One of the great fables* of Christianity is the story of Moses, who led his people to freedom from the persecuting* Egyptian army. In a miracle, the waters of the Red Sea were parted by God and Moses led the Israelites to safety.
I saw similarities between that story and President Trump’s parting of the protesters so he could make his way to his church.
I drew the President calmly crossing the street. He is walking like it’s a Sunday stroll. But there is a circle of riot police around him holding back the tide of people protesting.

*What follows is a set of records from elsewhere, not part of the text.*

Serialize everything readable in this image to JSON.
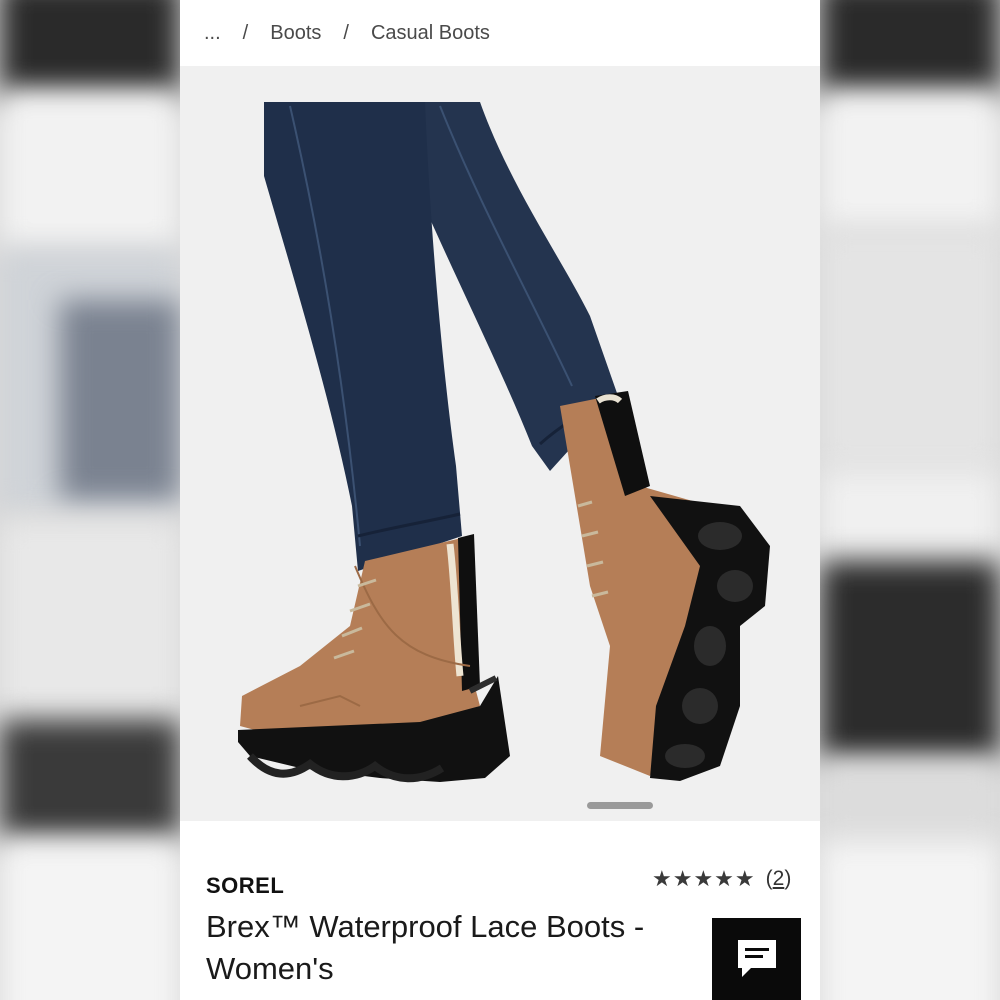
{
  "breadcrumb": {
    "items": [
      "...",
      "Boots",
      "Casual Boots"
    ],
    "separator": "/"
  },
  "product": {
    "brand": "SOREL",
    "title": "Brex™ Waterproof Lace Boots - Women's",
    "rating_stars": "★★★★★",
    "rating_value": 5,
    "review_count_open": "(",
    "review_count": "2",
    "review_count_close": ")",
    "image_index": 1
  },
  "icons": {
    "chat": "chat-bubble-icon"
  },
  "colors": {
    "panel_bg": "#ffffff",
    "gallery_bg": "#f0f0f0",
    "boot_leather": "#b57e57",
    "sole": "#111111",
    "denim": "#22324d",
    "chat_button_bg": "#0a0a0a"
  }
}
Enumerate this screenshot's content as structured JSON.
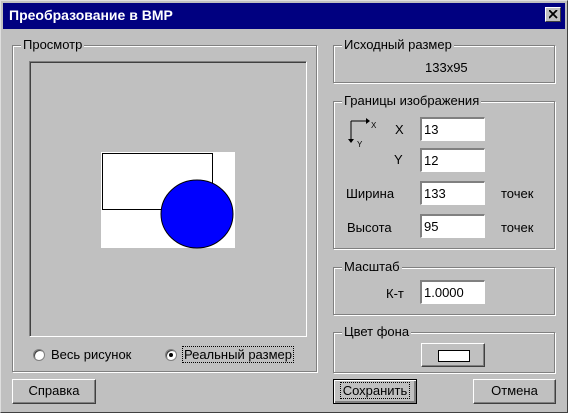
{
  "window": {
    "title": "Преобразование в BMP"
  },
  "preview": {
    "group_label": "Просмотр",
    "radio_all": "Весь рисунок",
    "radio_real": "Реальный размер",
    "selected": "real",
    "circle_color": "#0000ff"
  },
  "source_size": {
    "group_label": "Исходный размер",
    "value": "133x95"
  },
  "bounds": {
    "group_label": "Границы изображения",
    "axis_x": "X",
    "axis_y": "Y",
    "x_label": "X",
    "x_value": "13",
    "y_label": "Y",
    "y_value": "12",
    "width_label": "Ширина",
    "width_value": "133",
    "width_unit": "точек",
    "height_label": "Высота",
    "height_value": "95",
    "height_unit": "точек"
  },
  "scale": {
    "group_label": "Масштаб",
    "coef_label": "К-т",
    "coef_value": "1.0000"
  },
  "bg_color": {
    "group_label": "Цвет фона",
    "color": "#ffffff"
  },
  "buttons": {
    "help": "Справка",
    "save": "Сохранить",
    "cancel": "Отмена"
  }
}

There is a lot of drawing in this cartoon. The drawing has to work as an example in contrast, the calm President walking, and then the maelstrom* of activity around him, of which he seems unaware.
It is a juxtaposition: two opposing things placed together in contrast for effect.
The cartoon is also symbolic of America, a nation of complete contrasts now on display.
- looting: stealing
- dismayed: cause someone to feel upset or distress
- kin: family and other people you feel a close connection with
- recession: period of economic decline
- fables: stories to teach a moral lesson
- persecuting: treat with hostility, especially because of race or beliefs
- maelstrom: violence or upheaval
- What job does Donald Trump do?
- What does the cartoon show?
- Who is the cartoonist?
- What do you most like or dislike about this cartoon?
- What would you change if you were drawing this cartoon?
LISTEN TO THIS STORY
1. What Happens Before or Next?
Imagine that this cartoon is part of a story that is made up of three cartoons. The three cartoons tell a complete story, and Mark’s cartoon is either the start, the middle or the end of the story. Think about what the story could be and draw the other two cartoons that tell the complete story.
Time: allow 30 minutes to complete this activity
Curriculum Links: English, Visual Arts, Visual Communication Design, Critical and Creative Thinking
‘To be a great cartoonist, being able to draw is only one of the skills that you need.’
Write a list of all of the other skills that you think cartoonists like Mark need to do their job. Next to each skill, write a sentence that explains why that skill is important or helps them to do a great job
Time: allow at least 20 minutes to complete this activity
Curriculum Links: English, Personal and Social Capability, Media Arts, Visual Communication Design
Stretch your sentence
Find a ‘who’ in the cartoon. A person or animal.
Write it down.
Add 3 adjectives to describe them better.
Now add a verb to your list. What are they doing?
Add an adverb about how they are doing the action.
Using all the words listed, create one descriptive sentence.
HAVE YOUR SAY: What do you think of President Trump’s actions in this scene?
No one-word answers. Use full sentences to explain your thinking. No comments will be published until approved by editors.